Assembling the Dinosaur: Fossil Hunters, Tycoons, and the Making of a Spectacle -- A Virtual Discussion with Lukas Rieppel
Dinosaur fossils were first found in England, but during the late nineteenth century a series of spectacular discoveries in the American West turned the United States into a world center for vertebrate paleontology. Around the same time, the U.S. also emerged as an economic powerhouse of global proportions, and large, fierce, and spectacular creatures like Tyrannosaurus, Brontosaurus, and Triceratops became powerful emblems of American capitalism. In Assembling the Dinosaur, Lukas Rieppel reveals how these giant extinct reptiles became entwined with commercial culture, philanthropy, and the popular imagination during America’s Long Gilded Age.
Join Lukas Rieppel in conversation with dinosaur-enthusiast and APS Head of Scholarly Programs Adrianna Link as they discuss how the dinosaur became such an integral part of American society.
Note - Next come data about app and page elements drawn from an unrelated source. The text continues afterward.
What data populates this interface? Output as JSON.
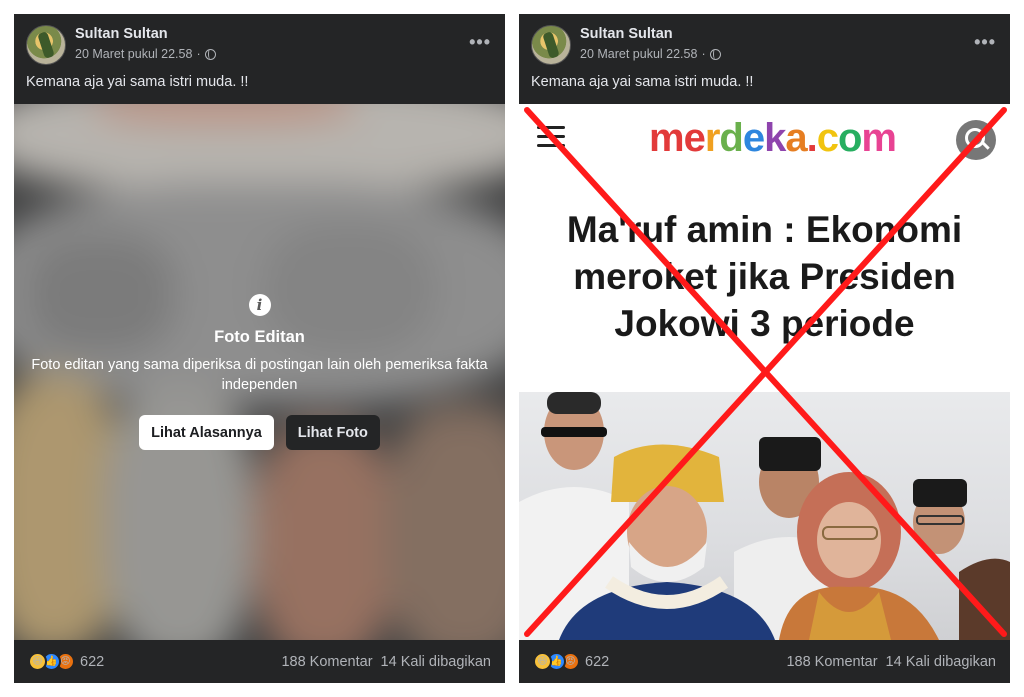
{
  "posts": [
    {
      "author": "Sultan Sultan",
      "timestamp": "20 Maret pukul 22.58",
      "privacy_separator": "·",
      "caption": "Kemana aja yai sama istri muda. !!",
      "more_label": "•••",
      "warning": {
        "icon": "info-icon",
        "title": "Foto Editan",
        "description": "Foto editan yang sama diperiksa di postingan lain oleh pemeriksa fakta independen",
        "reason_button": "Lihat Alasannya",
        "view_button": "Lihat Foto"
      },
      "reactions": {
        "icons": [
          "haha-icon",
          "like-icon",
          "angry-icon"
        ],
        "count": "622"
      },
      "comments": "188 Komentar",
      "shares": "14 Kali dibagikan"
    },
    {
      "author": "Sultan Sultan",
      "timestamp": "20 Maret pukul 22.58",
      "privacy_separator": "·",
      "caption": "Kemana aja yai sama istri muda. !!",
      "more_label": "•••",
      "article": {
        "logo": "merdeka.com",
        "logo_colors": [
          "#e23a3a",
          "#e23a3a",
          "#f0a020",
          "#6ab04c",
          "#2e86de",
          "#8e44ad",
          "#e67e22",
          "#e23a3a",
          "#f1c40f",
          "#27ae60",
          "#e84393"
        ],
        "headline_lines": [
          "Ma'ruf amin : Ekonomi",
          "meroket jika Presiden",
          "Jokowi 3 periode"
        ]
      },
      "cross_color": "#ff1a1a",
      "reactions": {
        "icons": [
          "haha-icon",
          "like-icon",
          "angry-icon"
        ],
        "count": "622"
      },
      "comments": "188 Komentar",
      "shares": "14 Kali dibagikan"
    }
  ]
}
Robert McCracken Peck, curator of art and artifacts and senior fellow of the Academy of Natural Sciences of Drexel University, will offer introductory remarks on the early history of paleontology in Philadelphia.
The event will take place on Wednesday, May 20 at 1:00 p.m. EDT via Zoom. The event is free of charge; registration is required to attend.
Lukas Rieppel teaches the history of science, the history of capitalism, and nineteenth century US History at Brown University. His book on the history of dinosaurs and American capitalism, Assembling the Dinosaur: Fossil Hunters, Tycoons, and the Making of a Spectacle, was recently published by Harvard University Press.